Work to complete:
With the pictures set aside, write out all of the data exactly as it stands.

Data provided:
————————

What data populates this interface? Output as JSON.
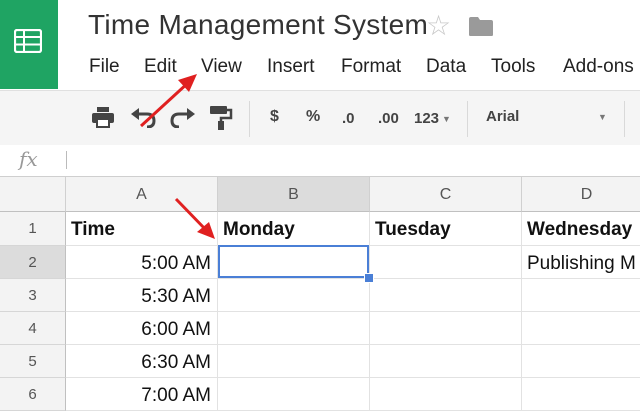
{
  "app": {
    "title": "Time Management System"
  },
  "menu": [
    "File",
    "Edit",
    "View",
    "Insert",
    "Format",
    "Data",
    "Tools",
    "Add-ons"
  ],
  "toolbar": {
    "currency": "$",
    "percent": "%",
    "decimal_decrease": ".0",
    "decimal_increase": ".00",
    "more_formats": "123",
    "font": "Arial"
  },
  "formula_bar": {
    "fx_label": "fx",
    "value": ""
  },
  "grid": {
    "columns": [
      "A",
      "B",
      "C",
      "D"
    ],
    "selected_column": "B",
    "selected_row": "2",
    "rows": [
      {
        "num": "1",
        "cells": [
          "Time",
          "Monday",
          "Tuesday",
          "Wednesday"
        ]
      },
      {
        "num": "2",
        "cells": [
          "5:00 AM",
          "",
          "",
          "Publishing M"
        ]
      },
      {
        "num": "3",
        "cells": [
          "5:30 AM",
          "",
          "",
          ""
        ]
      },
      {
        "num": "4",
        "cells": [
          "6:00 AM",
          "",
          "",
          ""
        ]
      },
      {
        "num": "5",
        "cells": [
          "6:30 AM",
          "",
          "",
          ""
        ]
      },
      {
        "num": "6",
        "cells": [
          "7:00 AM",
          "",
          "",
          ""
        ]
      }
    ]
  },
  "icons": {
    "logo": "sheets-logo-icon",
    "star": "star-icon",
    "folder": "folder-icon",
    "print": "print-icon",
    "undo": "undo-icon",
    "redo": "redo-icon",
    "paint": "paint-format-icon"
  },
  "colors": {
    "brand_green": "#1fa463",
    "selection_blue": "#4a7fd6",
    "arrow_red": "#e02020"
  }
}
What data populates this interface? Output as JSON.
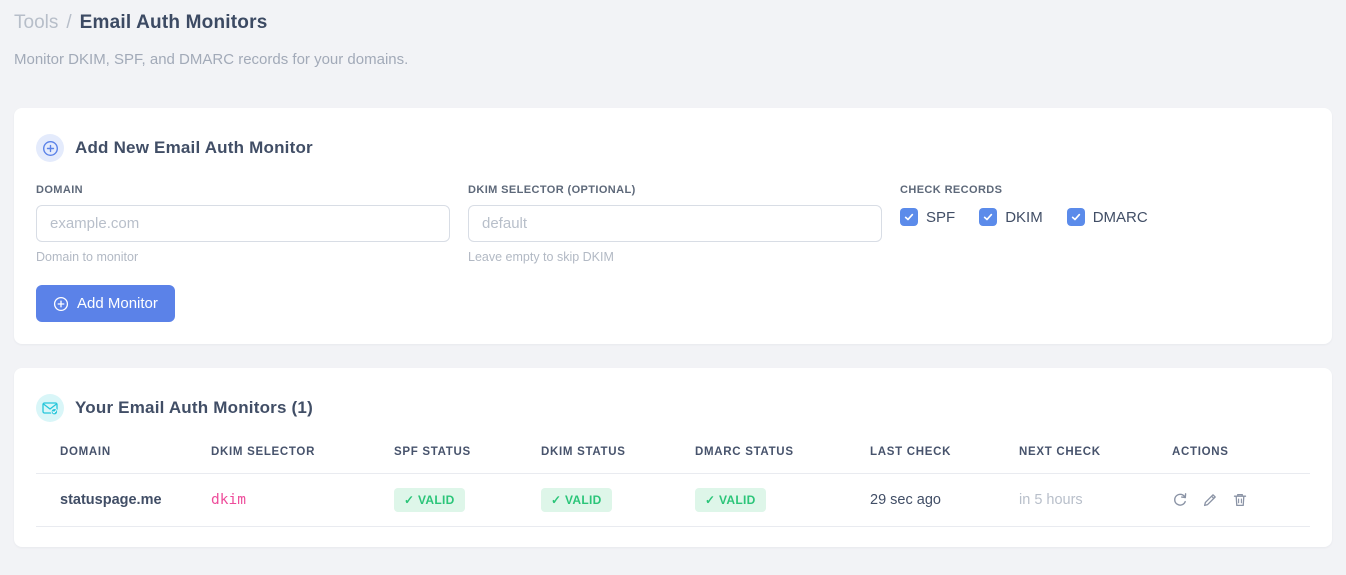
{
  "page": {
    "breadcrumb": {
      "section": "Tools",
      "separator": "/",
      "title": "Email Auth Monitors"
    },
    "subtitle": "Monitor DKIM, SPF, and DMARC records for your domains."
  },
  "add_card": {
    "icon": "plus-circle-icon",
    "title": "Add New Email Auth Monitor",
    "fields": {
      "domain": {
        "label": "DOMAIN",
        "value": "",
        "placeholder": "example.com",
        "helper": "Domain to monitor"
      },
      "dkim_selector": {
        "label": "DKIM SELECTOR (OPTIONAL)",
        "value": "",
        "placeholder": "default",
        "helper": "Leave empty to skip DKIM"
      }
    },
    "check_records": {
      "label": "CHECK RECORDS",
      "options": [
        {
          "label": "SPF",
          "checked": true
        },
        {
          "label": "DKIM",
          "checked": true
        },
        {
          "label": "DMARC",
          "checked": true
        }
      ]
    },
    "submit": {
      "icon": "plus-circle-icon",
      "label": "Add Monitor"
    }
  },
  "monitors_card": {
    "icon": "mail-check-icon",
    "title": "Your Email Auth Monitors (1)",
    "table": {
      "headers": [
        "DOMAIN",
        "DKIM SELECTOR",
        "SPF STATUS",
        "DKIM STATUS",
        "DMARC STATUS",
        "LAST CHECK",
        "NEXT CHECK",
        "ACTIONS"
      ],
      "rows": [
        {
          "domain": "statuspage.me",
          "dkim_selector": "dkim",
          "spf_status": "✓ VALID",
          "dkim_status": "✓ VALID",
          "dmarc_status": "✓ VALID",
          "last_check": "29 sec ago",
          "next_check": "in 5 hours",
          "actions": [
            "refresh-icon",
            "edit-icon",
            "delete-icon"
          ]
        }
      ]
    }
  },
  "colors": {
    "accent_blue": "#5b82e8",
    "checkbox_blue": "#5b8bea",
    "badge_green_bg": "#def6e9",
    "badge_green_text": "#2bc579",
    "selector_pink": "#ee4d9b",
    "icon_cyan": "#26c6da",
    "page_bg": "#f2f3f6"
  }
}
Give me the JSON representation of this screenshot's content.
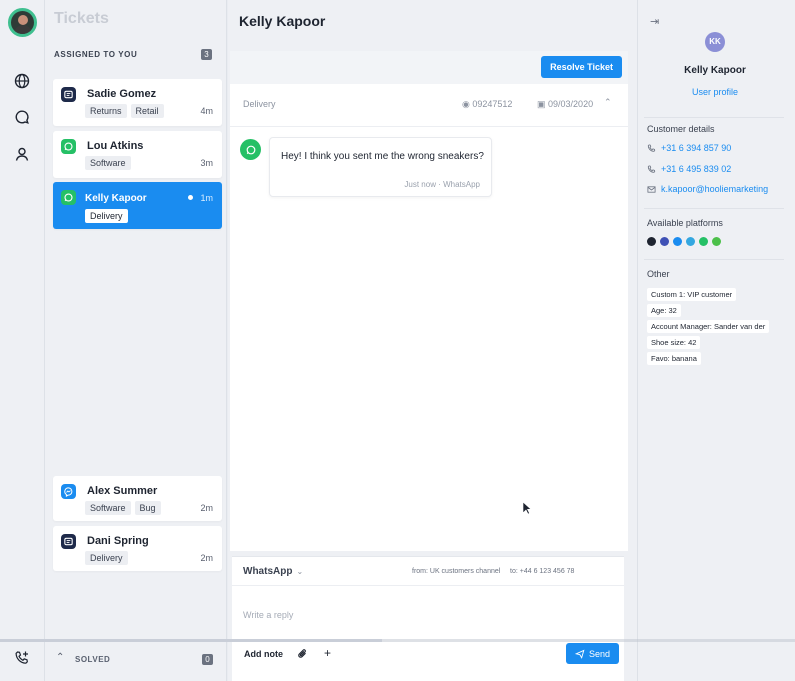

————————

Exercise output:
What data populates this interface? Output as JSON.
{
  "app": {
    "title": "Time Management System"
  },
  "menu": [
    "File",
    "Edit",
    "View",
    "Insert",
    "Format",
    "Data",
    "Tools",
    "Add-ons"
  ],
  "toolbar": {
    "currency": "$",
    "percent": "%",
    "decimal_decrease": ".0",
    "decimal_increase": ".00",
    "more_formats": "123",
    "font": "Arial"
  },
  "formula_bar": {
    "fx_label": "fx",
    "value": ""
  },
  "grid": {
    "columns": [
      "A",
      "B",
      "C",
      "D"
    ],
    "selected_column": "B",
    "selected_row": "2",
    "rows": [
      {
        "num": "1",
        "cells": [
          "Time",
          "Monday",
          "Tuesday",
          "Wednesday"
        ]
      },
      {
        "num": "2",
        "cells": [
          "5:00 AM",
          "",
          "",
          "Publishing M"
        ]
      },
      {
        "num": "3",
        "cells": [
          "5:30 AM",
          "",
          "",
          ""
        ]
      },
      {
        "num": "4",
        "cells": [
          "6:00 AM",
          "",
          "",
          ""
        ]
      },
      {
        "num": "5",
        "cells": [
          "6:30 AM",
          "",
          "",
          ""
        ]
      },
      {
        "num": "6",
        "cells": [
          "7:00 AM",
          "",
          "",
          ""
        ]
      }
    ]
  },
  "icons": {
    "logo": "sheets-logo-icon",
    "star": "star-icon",
    "folder": "folder-icon",
    "print": "print-icon",
    "undo": "undo-icon",
    "redo": "redo-icon",
    "paint": "paint-format-icon"
  },
  "colors": {
    "brand_green": "#1fa463",
    "selection_blue": "#4a7fd6",
    "arrow_red": "#e02020"
  }
}
What data populates this interface? Output as JSON.
{
  "page": {
    "breadcrumb": {
      "section": "Tools",
      "separator": "/",
      "title": "Email Auth Monitors"
    },
    "subtitle": "Monitor DKIM, SPF, and DMARC records for your domains."
  },
  "add_card": {
    "icon": "plus-circle-icon",
    "title": "Add New Email Auth Monitor",
    "fields": {
      "domain": {
        "label": "DOMAIN",
        "value": "",
        "placeholder": "example.com",
        "helper": "Domain to monitor"
      },
      "dkim_selector": {
        "label": "DKIM SELECTOR (OPTIONAL)",
        "value": "",
        "placeholder": "default",
        "helper": "Leave empty to skip DKIM"
      }
    },
    "check_records": {
      "label": "CHECK RECORDS",
      "options": [
        {
          "label": "SPF",
          "checked": true
        },
        {
          "label": "DKIM",
          "checked": true
        },
        {
          "label": "DMARC",
          "checked": true
        }
      ]
    },
    "submit": {
      "icon": "plus-circle-icon",
      "label": "Add Monitor"
    }
  },
  "monitors_card": {
    "icon": "mail-check-icon",
    "title": "Your Email Auth Monitors (1)",
    "table": {
      "headers": [
        "DOMAIN",
        "DKIM SELECTOR",
        "SPF STATUS",
        "DKIM STATUS",
        "DMARC STATUS",
        "LAST CHECK",
        "NEXT CHECK",
        "ACTIONS"
      ],
      "rows": [
        {
          "domain": "statuspage.me",
          "dkim_selector": "dkim",
          "spf_status": "✓ VALID",
          "dkim_status": "✓ VALID",
          "dmarc_status": "✓ VALID",
          "last_check": "29 sec ago",
          "next_check": "in 5 hours",
          "actions": [
            "refresh-icon",
            "edit-icon",
            "delete-icon"
          ]
        }
      ]
    }
  },
  "colors": {
    "accent_blue": "#5b82e8",
    "checkbox_blue": "#5b8bea",
    "badge_green_bg": "#def6e9",
    "badge_green_text": "#2bc579",
    "selector_pink": "#ee4d9b",
    "icon_cyan": "#26c6da",
    "page_bg": "#f2f3f6"
  }
}
Give me the JSON representation of this screenshot's content.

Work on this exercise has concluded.